Still, for all the undoubted truth in that last statement, Michel will always have the memories of his appearance in the 2020 November Masters (where he shot 74-76, to miss the cut by six shots). The pandemic and the subsequent lack of crowds did take away the chance for family and friends to make the trip to Augusta National, but his time in Georgia provided the opportunity to compete alongside one or two more than familiar names.

“The Masters is incredible,” he says. “It is every kid’s dream to play in it. And I got to live that dream. Even if it was played in November, there were many cool aspects to the week. Access to the top players was a lot easier than it would have been normally. They were really friendly. I played practice rounds with Patrick Cantlay, Xander Schauffele, Max Homa and Collin Morikawa. It was amazing. Whoever wins this week will have a great time, probably a better time than I had. They will get the whole experience, one I never really got. I was a little bit cheated by COVID.”

Ah, but that delve into the memory bank, is brief.
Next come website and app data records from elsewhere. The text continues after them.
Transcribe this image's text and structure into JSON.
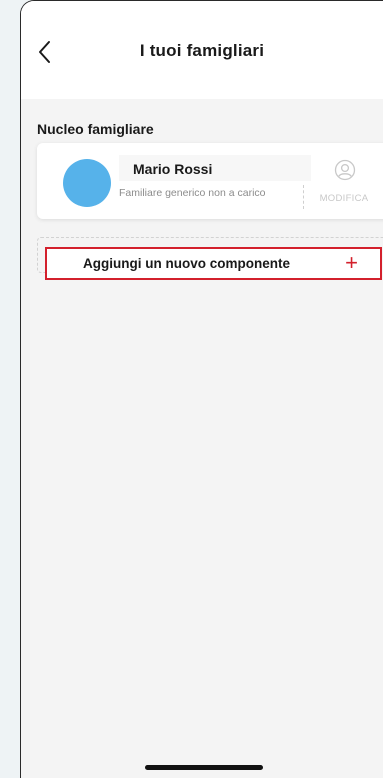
{
  "header": {
    "title": "I tuoi famigliari",
    "back_icon": "chevron-left-icon"
  },
  "section": {
    "title": "Nucleo famigliare"
  },
  "member": {
    "name": "Mario Rossi",
    "subtitle": "Familiare generico non a carico",
    "avatar_color": "#56b2ea",
    "edit_label": "MODIFICA",
    "edit_icon": "user-circle-icon"
  },
  "add_member": {
    "label": "Aggiungi un nuovo componente",
    "plus": "+",
    "accent_color": "#d3202c"
  }
}
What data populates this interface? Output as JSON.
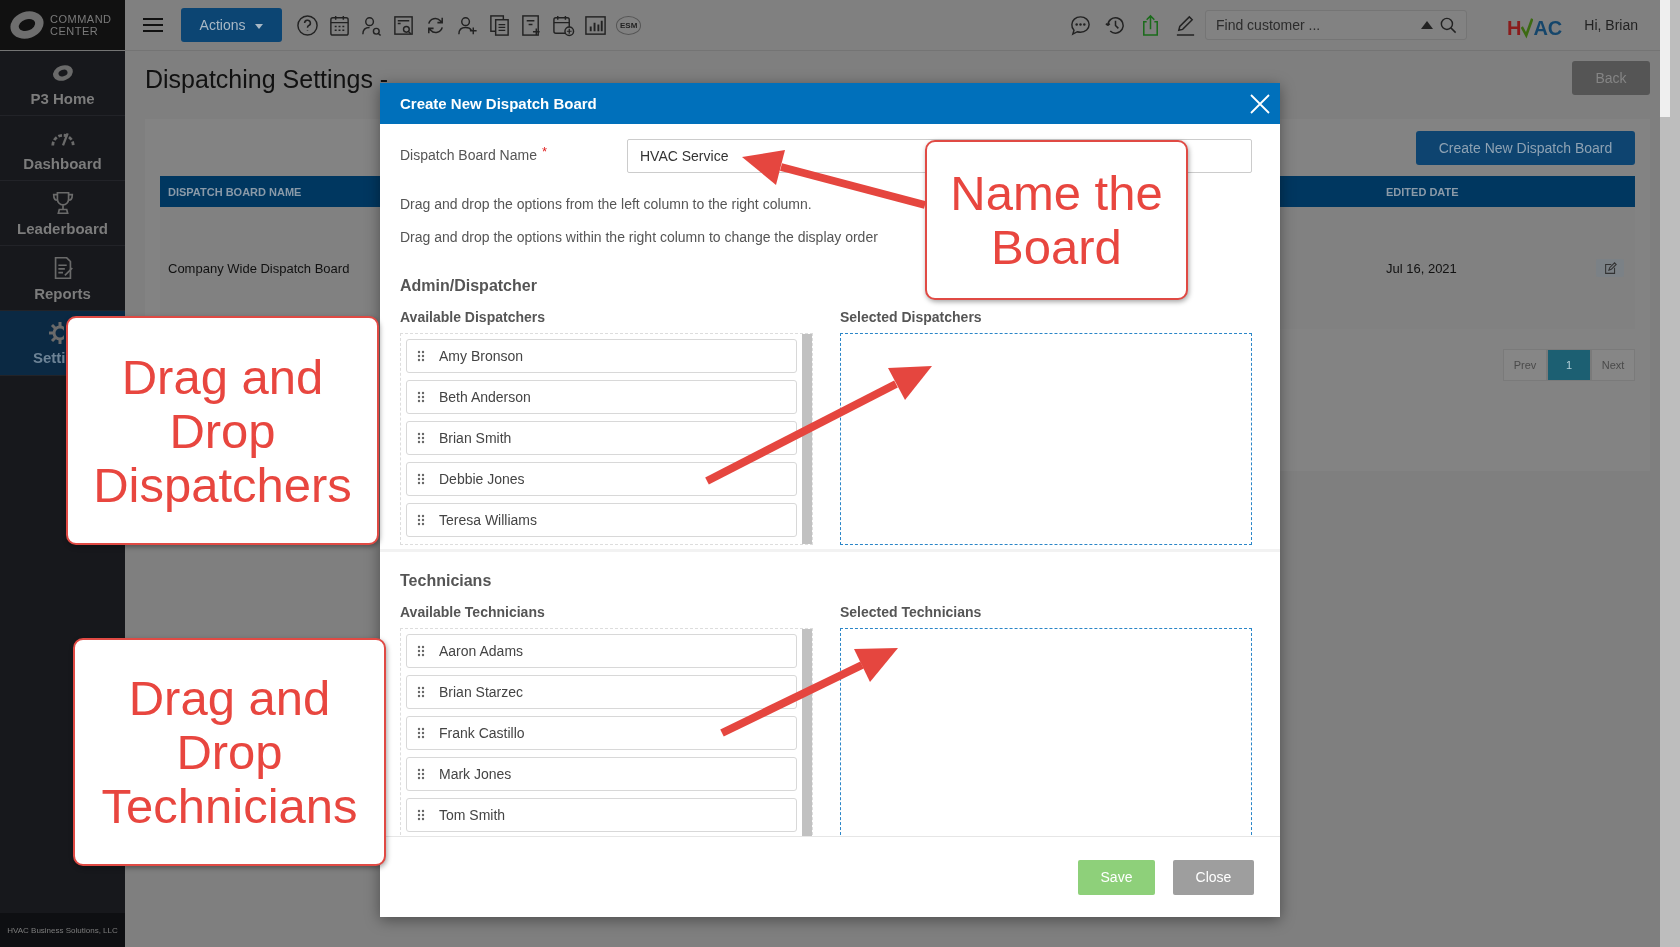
{
  "top_bar": {
    "brand_lines": [
      "COMMAND",
      "CENTER"
    ],
    "actions_button": "Actions",
    "esm_badge": "ESM",
    "search": {
      "placeholder": "Find customer ..."
    },
    "company_logo": {
      "left": "H",
      "right": "AC"
    },
    "greeting": "Hi, Brian"
  },
  "sidebar": {
    "items": [
      {
        "label": "P3 Home",
        "kind": "home",
        "selected": false
      },
      {
        "label": "Dashboard",
        "kind": "gauge",
        "selected": false
      },
      {
        "label": "Leaderboard",
        "kind": "trophy",
        "selected": false
      },
      {
        "label": "Reports",
        "kind": "report",
        "selected": false
      },
      {
        "label": "Setti",
        "kind": "gear",
        "selected": true
      }
    ],
    "footer": "HVAC Business Solutions, LLC"
  },
  "page": {
    "title": "Dispatching Settings -",
    "back_button": "Back",
    "create_button": "Create New Dispatch Board",
    "table": {
      "columns": [
        "DISPATCH BOARD NAME",
        "EDITED DATE"
      ],
      "rows": [
        {
          "name": "Company Wide Dispatch Board",
          "edited_date": "Jul 16, 2021"
        }
      ]
    },
    "pagination": {
      "prev": "Prev",
      "pages": [
        {
          "label": "1",
          "selected": true
        }
      ],
      "next": "Next"
    }
  },
  "modal": {
    "title": "Create New Dispatch Board",
    "name_field": {
      "label": "Dispatch Board Name",
      "required_mark": "*",
      "value": "HVAC Service"
    },
    "instructions": [
      "Drag and drop the options from the left column to the right column.",
      "Drag and drop the options within the right column to change the display order"
    ],
    "sections": [
      {
        "title": "Admin/Dispatcher",
        "available_label": "Available Dispatchers",
        "selected_label": "Selected Dispatchers",
        "available": [
          "Amy Bronson",
          "Beth Anderson",
          "Brian Smith",
          "Debbie Jones",
          "Teresa Williams"
        ]
      },
      {
        "title": "Technicians",
        "available_label": "Available Technicians",
        "selected_label": "Selected Technicians",
        "available": [
          "Aaron Adams",
          "Brian Starzec",
          "Frank Castillo",
          "Mark Jones",
          "Tom Smith"
        ]
      }
    ],
    "buttons": [
      {
        "label": "Save",
        "kind": "primary"
      },
      {
        "label": "Close",
        "kind": "secondary"
      }
    ]
  },
  "annotations": [
    {
      "text": "Name the Board",
      "kind": "name"
    },
    {
      "text": "Drag and Drop Dispatchers",
      "kind": "dispatchers"
    },
    {
      "text": "Drag and Drop Technicians",
      "kind": "technicians"
    }
  ]
}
Again, Michel’s active mind returns to the career choices that clearly continue to occupy much of his thoughts.

“I haven’t completely given up on playing for a living, but I know that time is getting short,” he says. “Maybe the only way it will happen is if I play incredibly well over the coming Australian summer. So the next three or four months are going to be a key part of any decision I make. Although I have to admit it is pretty unlikely I will turn pro. I am pretty committed to CDP. I’ve gone quite a way down that path, and I’m really enjoying the work.

“If I think about it, my true passion is working in golf course design and construction,” he continues. “Even on the plane here I was working on my computer. Three hours of the flight are a blur because I was so engrossed in what I was doing. Work making a flight go faster is a pretty big hint. I was lost in the job.”
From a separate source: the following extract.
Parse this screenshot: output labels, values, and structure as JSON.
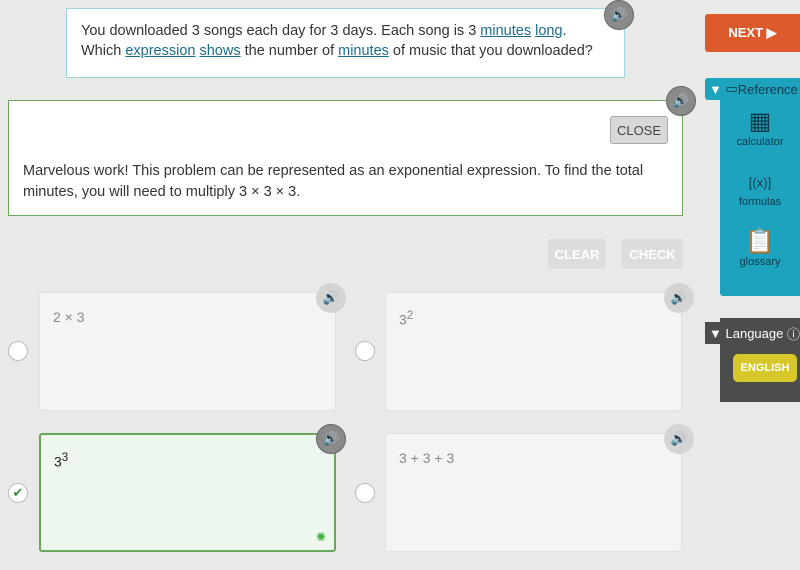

Ah, but there remains much to learn, not the least in the area of earth-moving that is such a vital component of course building. As Michel is quick to acknowledge, the “shapers” are amongst the most important members of any design team.

“I reckon Mike DeVries is a plus-seven on a bulldozer,” says Michel with a smile. “Right now, I might be in single-figures, but with aspirations to get to scratch. So I need to spend more time building greens to get to even that point. That is a big priority for me. And if I do reach that target and beyond, I’m not sure if I will have any regrets if I don’t turn pro. Ask me again in 20 years time.”

Just before the senior tour then. Yet another decision.